Predicting MEMS Package Level Failure Modes in Automotive Applications 2016-01-0266
The use of Micro Electro-Mechanical Systems (MEMS) for measuring accelerations, pressure, gyroscopic yaw rate and humidity in engine controls, inflatable restraint, braking, stability and other safety critical vehicle systems is increasing. Their use in these safety critical systems in high stress automotive environments makes ensuring their reliability and durability essential tasks, especially as the Vehicle System Functional Safety requirements of ISO-26262 are being implemented across the industry.

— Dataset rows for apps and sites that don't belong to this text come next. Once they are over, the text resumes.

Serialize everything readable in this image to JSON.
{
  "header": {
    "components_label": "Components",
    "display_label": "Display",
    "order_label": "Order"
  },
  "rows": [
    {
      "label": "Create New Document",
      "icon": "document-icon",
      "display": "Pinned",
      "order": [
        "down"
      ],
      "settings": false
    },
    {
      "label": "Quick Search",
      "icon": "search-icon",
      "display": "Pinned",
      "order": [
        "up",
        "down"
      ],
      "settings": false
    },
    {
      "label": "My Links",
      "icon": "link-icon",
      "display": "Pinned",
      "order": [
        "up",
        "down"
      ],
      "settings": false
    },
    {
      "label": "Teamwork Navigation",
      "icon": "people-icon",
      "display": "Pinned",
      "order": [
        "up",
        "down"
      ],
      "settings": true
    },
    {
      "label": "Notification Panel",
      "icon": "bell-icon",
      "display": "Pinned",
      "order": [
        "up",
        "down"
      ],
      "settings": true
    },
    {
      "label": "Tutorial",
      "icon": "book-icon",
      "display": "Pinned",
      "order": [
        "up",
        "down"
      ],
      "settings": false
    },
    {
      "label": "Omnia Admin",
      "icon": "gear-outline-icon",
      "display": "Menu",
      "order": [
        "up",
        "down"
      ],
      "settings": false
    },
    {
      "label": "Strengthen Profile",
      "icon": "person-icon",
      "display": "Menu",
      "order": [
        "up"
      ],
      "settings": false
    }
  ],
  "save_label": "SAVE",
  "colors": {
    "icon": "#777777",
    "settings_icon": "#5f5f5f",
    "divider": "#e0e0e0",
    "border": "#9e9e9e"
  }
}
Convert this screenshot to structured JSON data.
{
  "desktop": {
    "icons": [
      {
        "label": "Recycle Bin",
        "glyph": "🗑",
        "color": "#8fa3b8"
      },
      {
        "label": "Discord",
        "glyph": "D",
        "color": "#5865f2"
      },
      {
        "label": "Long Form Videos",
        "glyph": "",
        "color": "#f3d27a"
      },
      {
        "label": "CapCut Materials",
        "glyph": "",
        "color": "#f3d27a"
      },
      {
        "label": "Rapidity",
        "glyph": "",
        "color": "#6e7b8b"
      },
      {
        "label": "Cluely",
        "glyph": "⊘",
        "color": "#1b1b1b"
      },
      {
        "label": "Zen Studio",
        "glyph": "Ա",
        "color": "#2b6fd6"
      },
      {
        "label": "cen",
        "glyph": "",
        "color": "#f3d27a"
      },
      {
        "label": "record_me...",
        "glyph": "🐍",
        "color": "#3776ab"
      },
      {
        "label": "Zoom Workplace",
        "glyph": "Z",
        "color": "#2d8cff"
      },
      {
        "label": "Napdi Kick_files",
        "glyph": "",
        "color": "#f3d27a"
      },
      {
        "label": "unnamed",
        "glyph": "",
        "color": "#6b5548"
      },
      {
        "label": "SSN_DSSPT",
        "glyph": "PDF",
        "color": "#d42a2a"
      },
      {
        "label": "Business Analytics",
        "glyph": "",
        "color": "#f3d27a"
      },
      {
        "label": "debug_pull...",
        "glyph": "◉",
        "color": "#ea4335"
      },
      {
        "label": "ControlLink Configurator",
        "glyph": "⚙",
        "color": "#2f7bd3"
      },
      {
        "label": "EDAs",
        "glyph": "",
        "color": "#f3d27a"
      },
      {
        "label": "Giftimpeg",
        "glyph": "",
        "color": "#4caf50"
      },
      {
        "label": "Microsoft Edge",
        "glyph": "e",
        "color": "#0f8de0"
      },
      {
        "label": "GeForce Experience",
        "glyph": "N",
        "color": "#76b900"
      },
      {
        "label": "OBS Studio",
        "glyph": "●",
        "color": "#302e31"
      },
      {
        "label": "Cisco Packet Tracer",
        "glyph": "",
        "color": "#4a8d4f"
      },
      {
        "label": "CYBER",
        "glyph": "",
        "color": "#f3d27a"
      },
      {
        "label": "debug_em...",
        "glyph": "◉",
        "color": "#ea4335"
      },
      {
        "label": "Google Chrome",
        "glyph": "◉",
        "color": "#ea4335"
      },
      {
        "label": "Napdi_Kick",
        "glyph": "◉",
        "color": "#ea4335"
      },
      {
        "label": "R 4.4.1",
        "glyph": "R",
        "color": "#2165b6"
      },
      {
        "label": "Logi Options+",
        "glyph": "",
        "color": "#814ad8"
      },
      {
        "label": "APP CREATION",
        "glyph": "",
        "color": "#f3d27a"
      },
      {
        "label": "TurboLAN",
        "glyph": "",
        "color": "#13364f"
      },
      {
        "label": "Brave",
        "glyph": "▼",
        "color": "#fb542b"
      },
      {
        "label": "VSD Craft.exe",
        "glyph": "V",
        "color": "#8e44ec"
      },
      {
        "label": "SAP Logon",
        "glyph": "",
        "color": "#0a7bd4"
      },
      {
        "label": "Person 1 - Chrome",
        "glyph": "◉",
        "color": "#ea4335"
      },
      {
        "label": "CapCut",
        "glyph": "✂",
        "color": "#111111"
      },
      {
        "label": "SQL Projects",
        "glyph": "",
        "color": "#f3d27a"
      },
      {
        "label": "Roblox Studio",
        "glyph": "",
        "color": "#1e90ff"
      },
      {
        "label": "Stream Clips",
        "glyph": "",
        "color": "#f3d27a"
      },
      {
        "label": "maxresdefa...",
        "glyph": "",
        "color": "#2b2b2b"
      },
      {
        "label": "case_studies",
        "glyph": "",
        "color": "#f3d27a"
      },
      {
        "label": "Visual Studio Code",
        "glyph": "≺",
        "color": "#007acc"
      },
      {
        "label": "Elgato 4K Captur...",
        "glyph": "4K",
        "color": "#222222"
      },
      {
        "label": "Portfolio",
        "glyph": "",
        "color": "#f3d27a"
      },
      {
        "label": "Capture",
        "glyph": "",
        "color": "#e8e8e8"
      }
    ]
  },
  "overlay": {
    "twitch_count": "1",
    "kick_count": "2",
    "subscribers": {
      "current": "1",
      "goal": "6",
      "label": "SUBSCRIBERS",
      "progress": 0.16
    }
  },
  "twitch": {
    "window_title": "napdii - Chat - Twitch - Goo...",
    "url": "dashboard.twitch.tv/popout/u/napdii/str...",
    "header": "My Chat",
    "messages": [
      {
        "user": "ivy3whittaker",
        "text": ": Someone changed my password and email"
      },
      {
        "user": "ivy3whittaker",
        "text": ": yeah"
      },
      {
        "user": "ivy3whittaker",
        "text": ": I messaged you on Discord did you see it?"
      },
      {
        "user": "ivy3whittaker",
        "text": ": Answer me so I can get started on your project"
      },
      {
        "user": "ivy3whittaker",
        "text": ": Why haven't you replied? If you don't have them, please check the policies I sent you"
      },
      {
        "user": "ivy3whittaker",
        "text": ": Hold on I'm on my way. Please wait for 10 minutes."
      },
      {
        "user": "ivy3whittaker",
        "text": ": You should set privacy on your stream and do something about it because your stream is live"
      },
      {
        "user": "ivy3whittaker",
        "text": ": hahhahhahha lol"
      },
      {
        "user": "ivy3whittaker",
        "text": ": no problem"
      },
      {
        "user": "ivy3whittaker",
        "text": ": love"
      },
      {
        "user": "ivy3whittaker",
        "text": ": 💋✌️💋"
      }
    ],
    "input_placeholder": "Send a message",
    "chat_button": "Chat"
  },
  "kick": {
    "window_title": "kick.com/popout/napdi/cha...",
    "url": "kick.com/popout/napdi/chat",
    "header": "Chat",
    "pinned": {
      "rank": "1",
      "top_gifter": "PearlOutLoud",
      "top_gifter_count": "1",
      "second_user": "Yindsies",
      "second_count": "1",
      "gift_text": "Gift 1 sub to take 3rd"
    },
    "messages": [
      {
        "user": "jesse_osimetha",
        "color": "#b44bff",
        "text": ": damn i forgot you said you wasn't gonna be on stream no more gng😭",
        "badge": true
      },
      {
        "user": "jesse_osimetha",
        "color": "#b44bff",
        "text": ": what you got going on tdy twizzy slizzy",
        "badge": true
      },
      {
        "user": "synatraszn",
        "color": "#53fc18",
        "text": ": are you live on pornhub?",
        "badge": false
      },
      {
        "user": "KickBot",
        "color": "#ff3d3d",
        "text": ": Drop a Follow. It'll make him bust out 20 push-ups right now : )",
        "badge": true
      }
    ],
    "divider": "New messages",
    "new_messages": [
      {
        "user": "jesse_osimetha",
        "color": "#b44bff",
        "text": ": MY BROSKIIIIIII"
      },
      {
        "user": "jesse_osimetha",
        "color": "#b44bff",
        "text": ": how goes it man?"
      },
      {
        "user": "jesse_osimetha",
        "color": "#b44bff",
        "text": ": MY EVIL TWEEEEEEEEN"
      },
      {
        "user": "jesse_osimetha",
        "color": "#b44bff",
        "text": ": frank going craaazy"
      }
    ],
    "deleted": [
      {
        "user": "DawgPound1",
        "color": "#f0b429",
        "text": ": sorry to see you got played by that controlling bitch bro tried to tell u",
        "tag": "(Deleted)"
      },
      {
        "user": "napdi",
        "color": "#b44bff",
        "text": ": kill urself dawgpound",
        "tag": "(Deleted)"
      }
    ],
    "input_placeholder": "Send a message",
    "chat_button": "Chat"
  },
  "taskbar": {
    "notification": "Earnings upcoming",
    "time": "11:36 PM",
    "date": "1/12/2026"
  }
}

A Design for Reliability (DfR) approach that applies Physics of Failure methods to evaluate and eliminate or mitigate susceptibilities to failure modes of a device during the design of a product is the most effective and efficient way to achieve Functional Safety levels of reliability-durability.
MEMS packages exhibit several failure modes that can be predicted as a device is designed using modern Computer Aided Engineering (CAE) software tools. This paper provides a methodology for using the Sherlock ADA CAE APP to rapidly create a high-fidelity model of a MEMS interposer with all the conductor geometries. The two failure modes that are explored with this model are:
Package warpage due to copper imbalance between the two sides of the MEMS interposer. If a Coefficient of Thermal Expansion (CTE) mismatch due to copper imbalance exists between the two sides, bending of the package can occur to such a degree that it becomes impossible to assemble the solder interconnects.
Filled microvia delamination that can occur when the filled microvias have copper structures that can delaminate from the copper traces in the conductor layers.
High-fidelity CAE modeling where each layer can be meshed based on the actual geometry of the layout of a MEMS device provides a predictive tool that allows designers to optimize the design to balance the layout without the need for costly and time consuming manufacture and testing of prototype parts.